Kara Swisher of AllThingsD interviewed Adobe CTO Kevin Lynch and posted the video today (in Flash, naturally). I thought it would be ironic to test the CPU use of Flash as a layman — a man who frequently has his “chestnuts” roasted from the nearly open fire of heat on the bottom of my Macbook Pro generated by the CPU being driven really, really hard by Flash — by playing his video in Flash and measuring its CPU utilization vs. a video played in HTML5 (on the YouTube beta site for HTML5 videos).
Bottom line? Flash uses on average 50% of my Macbook Pro CPU to play a video and HTML5 uses “in the teens” (15% – 19%). If you want to see more, watch this VERY rough and quick-n-dirty video (sorry about the cheesy audio) I did to show you why I’m pleased that, either Adobe make Flash awesome, or Apple NOT put it in to the iPad:
UPDATE: If you’d like to read one of the best overviews I’ve seen yet of the controversy — and whether or not the iPad even needs a Flash runtime for video or anything else — see this AppleInsider post entitled, “Inside Apple’s iPad: Adobe Flash“. It’s a three page article so be sure to read all the pages.
There is a debate underway over the proprietary nature of Adobe’s Flash vs. the open standard, HTML5 (see, “HTML5: Could it kill Flash and Silverlight”). On the one side, Adobe has positioned their platform as being quite open and yet proprietary enough to “provide everything you need to create and deliver the most compelling applications, content, and video to the widest possible audience“. HTML5 is an open standard that will, in part, deliver audio, video and interactivity and is a specification which promises to deliver the core functionality of Flash.
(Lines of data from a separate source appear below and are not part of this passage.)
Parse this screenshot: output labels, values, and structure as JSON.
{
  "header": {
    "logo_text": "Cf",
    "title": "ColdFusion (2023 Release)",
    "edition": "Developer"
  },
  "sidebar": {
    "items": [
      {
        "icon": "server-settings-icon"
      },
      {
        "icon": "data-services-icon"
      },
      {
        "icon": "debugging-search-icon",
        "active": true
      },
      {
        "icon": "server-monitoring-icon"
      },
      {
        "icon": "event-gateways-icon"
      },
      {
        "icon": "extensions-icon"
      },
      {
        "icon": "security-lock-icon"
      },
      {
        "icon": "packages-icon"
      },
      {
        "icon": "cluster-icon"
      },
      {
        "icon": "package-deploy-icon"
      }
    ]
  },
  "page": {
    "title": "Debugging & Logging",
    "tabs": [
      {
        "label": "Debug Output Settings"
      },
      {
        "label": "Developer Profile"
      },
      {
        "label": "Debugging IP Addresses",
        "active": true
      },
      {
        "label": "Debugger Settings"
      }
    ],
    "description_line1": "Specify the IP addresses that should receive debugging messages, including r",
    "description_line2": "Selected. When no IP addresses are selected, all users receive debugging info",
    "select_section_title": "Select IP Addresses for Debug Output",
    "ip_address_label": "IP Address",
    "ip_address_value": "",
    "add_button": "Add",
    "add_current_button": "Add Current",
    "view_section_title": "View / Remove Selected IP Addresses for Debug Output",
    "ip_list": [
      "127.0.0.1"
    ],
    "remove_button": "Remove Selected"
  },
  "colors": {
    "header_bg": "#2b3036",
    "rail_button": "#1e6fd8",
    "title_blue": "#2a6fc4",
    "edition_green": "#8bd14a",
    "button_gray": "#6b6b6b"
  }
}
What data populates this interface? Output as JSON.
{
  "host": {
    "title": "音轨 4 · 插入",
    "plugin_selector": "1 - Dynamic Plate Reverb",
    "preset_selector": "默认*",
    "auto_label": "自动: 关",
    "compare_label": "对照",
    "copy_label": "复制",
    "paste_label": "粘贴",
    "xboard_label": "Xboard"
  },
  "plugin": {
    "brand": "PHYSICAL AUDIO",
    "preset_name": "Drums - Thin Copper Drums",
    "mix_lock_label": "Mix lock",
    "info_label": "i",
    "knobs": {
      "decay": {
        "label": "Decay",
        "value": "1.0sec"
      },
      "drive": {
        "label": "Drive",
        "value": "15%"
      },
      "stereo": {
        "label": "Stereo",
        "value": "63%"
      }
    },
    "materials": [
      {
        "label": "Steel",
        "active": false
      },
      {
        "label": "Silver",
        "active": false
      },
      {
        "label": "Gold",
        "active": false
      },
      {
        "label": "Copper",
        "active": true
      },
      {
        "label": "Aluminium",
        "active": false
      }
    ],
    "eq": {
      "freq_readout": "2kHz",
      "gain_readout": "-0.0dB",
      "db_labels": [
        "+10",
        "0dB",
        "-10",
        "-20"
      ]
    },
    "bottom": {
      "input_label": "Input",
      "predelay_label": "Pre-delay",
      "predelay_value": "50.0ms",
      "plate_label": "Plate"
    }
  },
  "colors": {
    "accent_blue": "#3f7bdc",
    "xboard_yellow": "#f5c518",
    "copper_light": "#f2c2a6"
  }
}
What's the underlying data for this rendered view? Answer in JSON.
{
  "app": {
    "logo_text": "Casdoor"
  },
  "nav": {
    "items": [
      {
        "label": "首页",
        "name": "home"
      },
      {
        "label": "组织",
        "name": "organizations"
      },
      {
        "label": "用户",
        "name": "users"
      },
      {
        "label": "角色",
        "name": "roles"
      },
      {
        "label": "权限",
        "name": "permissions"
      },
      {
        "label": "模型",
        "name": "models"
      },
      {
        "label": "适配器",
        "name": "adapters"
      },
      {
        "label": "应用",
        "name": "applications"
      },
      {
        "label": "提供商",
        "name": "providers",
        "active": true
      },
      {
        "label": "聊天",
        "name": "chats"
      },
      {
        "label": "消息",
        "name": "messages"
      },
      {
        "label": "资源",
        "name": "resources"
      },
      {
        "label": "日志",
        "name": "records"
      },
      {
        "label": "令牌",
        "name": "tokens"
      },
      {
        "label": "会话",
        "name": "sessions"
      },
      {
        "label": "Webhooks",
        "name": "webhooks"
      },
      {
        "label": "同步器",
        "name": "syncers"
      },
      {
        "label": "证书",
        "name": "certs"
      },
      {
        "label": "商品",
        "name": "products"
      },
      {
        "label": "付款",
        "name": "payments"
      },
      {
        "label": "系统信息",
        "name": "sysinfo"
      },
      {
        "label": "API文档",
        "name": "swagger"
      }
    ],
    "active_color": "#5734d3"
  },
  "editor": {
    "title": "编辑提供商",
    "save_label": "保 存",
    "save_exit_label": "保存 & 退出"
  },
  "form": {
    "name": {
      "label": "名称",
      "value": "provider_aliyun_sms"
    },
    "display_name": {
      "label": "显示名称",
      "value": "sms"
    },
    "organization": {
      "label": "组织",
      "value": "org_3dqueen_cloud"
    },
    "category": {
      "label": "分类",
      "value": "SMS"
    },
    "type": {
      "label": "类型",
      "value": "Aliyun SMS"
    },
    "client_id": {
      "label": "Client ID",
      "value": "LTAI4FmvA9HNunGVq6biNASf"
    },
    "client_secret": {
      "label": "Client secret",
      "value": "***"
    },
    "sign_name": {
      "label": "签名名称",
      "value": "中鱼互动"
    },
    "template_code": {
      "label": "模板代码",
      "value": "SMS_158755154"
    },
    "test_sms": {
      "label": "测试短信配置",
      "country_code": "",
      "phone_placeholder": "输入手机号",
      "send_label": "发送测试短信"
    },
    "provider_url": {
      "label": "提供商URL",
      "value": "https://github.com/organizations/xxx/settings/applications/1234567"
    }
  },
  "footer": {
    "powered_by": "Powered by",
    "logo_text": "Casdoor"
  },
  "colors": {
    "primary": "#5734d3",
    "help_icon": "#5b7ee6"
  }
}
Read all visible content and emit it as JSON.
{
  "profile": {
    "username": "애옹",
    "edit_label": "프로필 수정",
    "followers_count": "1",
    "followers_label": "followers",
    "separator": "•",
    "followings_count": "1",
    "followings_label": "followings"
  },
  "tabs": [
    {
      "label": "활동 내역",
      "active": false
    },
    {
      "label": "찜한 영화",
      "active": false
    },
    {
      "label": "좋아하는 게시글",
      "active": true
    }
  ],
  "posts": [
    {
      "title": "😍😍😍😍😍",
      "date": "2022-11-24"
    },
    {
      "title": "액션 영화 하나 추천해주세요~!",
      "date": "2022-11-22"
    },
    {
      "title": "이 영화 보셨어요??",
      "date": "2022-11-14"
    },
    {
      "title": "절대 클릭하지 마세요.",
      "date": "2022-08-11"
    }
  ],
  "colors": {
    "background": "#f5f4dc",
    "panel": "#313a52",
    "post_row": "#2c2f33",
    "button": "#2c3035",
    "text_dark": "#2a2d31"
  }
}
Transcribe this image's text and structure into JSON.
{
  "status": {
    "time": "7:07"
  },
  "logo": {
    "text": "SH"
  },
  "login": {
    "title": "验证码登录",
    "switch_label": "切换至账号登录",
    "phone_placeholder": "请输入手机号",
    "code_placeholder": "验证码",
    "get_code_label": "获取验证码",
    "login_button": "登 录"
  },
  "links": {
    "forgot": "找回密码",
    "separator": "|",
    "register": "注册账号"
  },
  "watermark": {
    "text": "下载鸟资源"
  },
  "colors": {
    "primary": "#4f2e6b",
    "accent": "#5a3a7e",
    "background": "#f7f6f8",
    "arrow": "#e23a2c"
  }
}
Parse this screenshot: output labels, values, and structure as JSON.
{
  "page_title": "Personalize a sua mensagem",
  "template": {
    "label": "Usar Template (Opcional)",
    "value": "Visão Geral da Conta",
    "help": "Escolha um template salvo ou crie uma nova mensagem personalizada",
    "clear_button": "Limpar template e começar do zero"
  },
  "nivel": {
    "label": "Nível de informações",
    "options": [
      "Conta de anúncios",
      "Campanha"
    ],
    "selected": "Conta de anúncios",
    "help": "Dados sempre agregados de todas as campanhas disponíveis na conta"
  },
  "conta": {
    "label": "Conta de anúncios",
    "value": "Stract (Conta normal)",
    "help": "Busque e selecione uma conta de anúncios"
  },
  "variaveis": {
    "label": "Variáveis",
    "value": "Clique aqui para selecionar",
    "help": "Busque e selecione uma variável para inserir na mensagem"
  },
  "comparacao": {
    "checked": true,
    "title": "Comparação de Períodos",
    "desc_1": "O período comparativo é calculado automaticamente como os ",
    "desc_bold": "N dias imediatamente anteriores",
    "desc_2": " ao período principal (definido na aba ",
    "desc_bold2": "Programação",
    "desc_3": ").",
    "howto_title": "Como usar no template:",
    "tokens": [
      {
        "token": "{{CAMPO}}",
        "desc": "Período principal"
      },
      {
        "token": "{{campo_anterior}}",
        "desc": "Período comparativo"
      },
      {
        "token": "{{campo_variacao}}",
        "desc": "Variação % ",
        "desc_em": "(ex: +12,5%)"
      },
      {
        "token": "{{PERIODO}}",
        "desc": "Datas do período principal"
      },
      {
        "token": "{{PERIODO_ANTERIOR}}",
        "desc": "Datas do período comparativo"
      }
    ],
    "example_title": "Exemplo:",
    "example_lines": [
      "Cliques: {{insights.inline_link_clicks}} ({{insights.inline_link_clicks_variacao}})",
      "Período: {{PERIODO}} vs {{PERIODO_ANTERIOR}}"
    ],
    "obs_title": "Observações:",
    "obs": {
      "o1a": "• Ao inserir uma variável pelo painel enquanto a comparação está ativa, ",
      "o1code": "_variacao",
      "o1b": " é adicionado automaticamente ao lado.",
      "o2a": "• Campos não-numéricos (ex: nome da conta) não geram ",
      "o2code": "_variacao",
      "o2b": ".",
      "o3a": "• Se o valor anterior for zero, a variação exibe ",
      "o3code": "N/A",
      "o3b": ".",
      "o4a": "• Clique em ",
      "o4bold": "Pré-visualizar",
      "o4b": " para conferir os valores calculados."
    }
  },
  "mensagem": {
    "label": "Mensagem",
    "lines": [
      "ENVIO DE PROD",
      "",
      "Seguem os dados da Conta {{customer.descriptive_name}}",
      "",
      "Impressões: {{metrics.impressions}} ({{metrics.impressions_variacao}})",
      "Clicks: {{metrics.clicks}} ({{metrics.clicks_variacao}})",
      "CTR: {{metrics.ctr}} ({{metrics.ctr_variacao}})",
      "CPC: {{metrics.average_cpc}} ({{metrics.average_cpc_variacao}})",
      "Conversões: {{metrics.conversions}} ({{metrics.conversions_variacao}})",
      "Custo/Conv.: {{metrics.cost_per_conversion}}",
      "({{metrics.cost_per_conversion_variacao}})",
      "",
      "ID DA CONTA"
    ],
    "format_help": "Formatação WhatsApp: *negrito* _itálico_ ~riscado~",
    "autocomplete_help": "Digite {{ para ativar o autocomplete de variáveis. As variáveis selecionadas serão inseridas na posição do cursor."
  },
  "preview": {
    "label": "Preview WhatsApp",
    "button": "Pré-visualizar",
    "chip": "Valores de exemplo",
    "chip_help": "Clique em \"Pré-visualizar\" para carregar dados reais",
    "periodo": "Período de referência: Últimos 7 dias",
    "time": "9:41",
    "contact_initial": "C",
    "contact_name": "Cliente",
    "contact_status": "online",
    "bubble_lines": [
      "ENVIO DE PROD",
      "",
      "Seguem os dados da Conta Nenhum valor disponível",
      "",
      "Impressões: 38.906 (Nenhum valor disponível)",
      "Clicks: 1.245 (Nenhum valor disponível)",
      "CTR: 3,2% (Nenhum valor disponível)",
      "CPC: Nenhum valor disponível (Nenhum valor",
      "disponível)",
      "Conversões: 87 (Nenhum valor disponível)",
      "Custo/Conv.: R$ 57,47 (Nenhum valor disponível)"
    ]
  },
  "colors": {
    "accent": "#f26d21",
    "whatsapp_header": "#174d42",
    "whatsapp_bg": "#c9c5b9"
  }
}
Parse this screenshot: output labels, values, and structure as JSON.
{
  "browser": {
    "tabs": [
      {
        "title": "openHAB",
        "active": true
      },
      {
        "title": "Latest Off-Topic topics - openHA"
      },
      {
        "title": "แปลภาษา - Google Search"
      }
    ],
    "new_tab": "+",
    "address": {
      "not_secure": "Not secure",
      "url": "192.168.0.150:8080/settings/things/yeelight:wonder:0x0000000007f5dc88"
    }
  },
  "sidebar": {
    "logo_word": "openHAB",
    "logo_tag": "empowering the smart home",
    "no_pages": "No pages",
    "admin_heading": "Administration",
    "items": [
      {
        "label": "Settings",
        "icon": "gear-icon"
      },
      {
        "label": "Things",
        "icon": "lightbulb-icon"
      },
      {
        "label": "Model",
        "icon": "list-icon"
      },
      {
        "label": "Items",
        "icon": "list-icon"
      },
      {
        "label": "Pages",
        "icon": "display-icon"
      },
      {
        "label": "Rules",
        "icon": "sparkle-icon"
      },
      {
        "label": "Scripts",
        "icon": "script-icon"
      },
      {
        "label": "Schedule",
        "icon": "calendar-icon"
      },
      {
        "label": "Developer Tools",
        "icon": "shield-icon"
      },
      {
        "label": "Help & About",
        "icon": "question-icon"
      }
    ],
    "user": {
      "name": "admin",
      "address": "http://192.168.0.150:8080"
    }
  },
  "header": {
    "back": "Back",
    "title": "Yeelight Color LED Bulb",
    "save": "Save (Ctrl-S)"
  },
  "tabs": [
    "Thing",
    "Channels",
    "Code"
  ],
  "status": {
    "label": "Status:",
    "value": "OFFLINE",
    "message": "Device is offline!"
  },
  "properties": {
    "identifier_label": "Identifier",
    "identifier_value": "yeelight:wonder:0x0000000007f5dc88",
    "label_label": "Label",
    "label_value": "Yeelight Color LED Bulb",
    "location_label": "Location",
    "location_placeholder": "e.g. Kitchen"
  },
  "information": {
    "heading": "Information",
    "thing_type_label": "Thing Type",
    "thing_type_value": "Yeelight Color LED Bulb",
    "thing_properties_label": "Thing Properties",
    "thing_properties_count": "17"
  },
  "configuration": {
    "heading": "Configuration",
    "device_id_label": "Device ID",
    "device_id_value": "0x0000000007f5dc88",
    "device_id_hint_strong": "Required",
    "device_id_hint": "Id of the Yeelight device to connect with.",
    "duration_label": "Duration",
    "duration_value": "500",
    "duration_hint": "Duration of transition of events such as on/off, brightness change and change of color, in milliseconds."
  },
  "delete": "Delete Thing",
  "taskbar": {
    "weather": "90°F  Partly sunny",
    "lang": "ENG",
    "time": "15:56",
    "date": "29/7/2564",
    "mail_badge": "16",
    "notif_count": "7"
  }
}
Adobe’s John Dowdell (JD) had an interesting post about this debate and reinforced Adobe’s positioning that their approach with Flash is rich, robust and focused on the delivery outcomes customers want and that HTML5 is immature and, as Adobe’s CEO pointed out on their analyst call, “…it might be a decade before HTML 5 sees standardization across the number of browsers…“. Wow…talk about an insertion of major FUD in to the analyst call.
What strikes me about this entire discourse is the words of Harvard Business School professor, Clayton Christensen, who I heard giving a talk at an open source conference several years ago. Describing the phases any new or disruptive technology goes through (and specifically open source) is first it’s “crappy” — and no incumbent pays attention to it — then it’s “less crappy” — and early adopters take to it — and when it’s “good enough” the tipping point occurs and it’s widely adopted.
One could argue that HTML5 is in the crappy-about-to-be-less-crappy phase and Adobe isn’t paying much attention since publicly they don’t perceive it as much of a threat (except Google and Apple are behind it 100%), but I think it matters less “when” HTML5 appears (and what the adoption curve looks like), or even a “proprietary vs. open source” argument. I think what matters is which vendor of tools is going to embrace the standard and empower the ecosystem.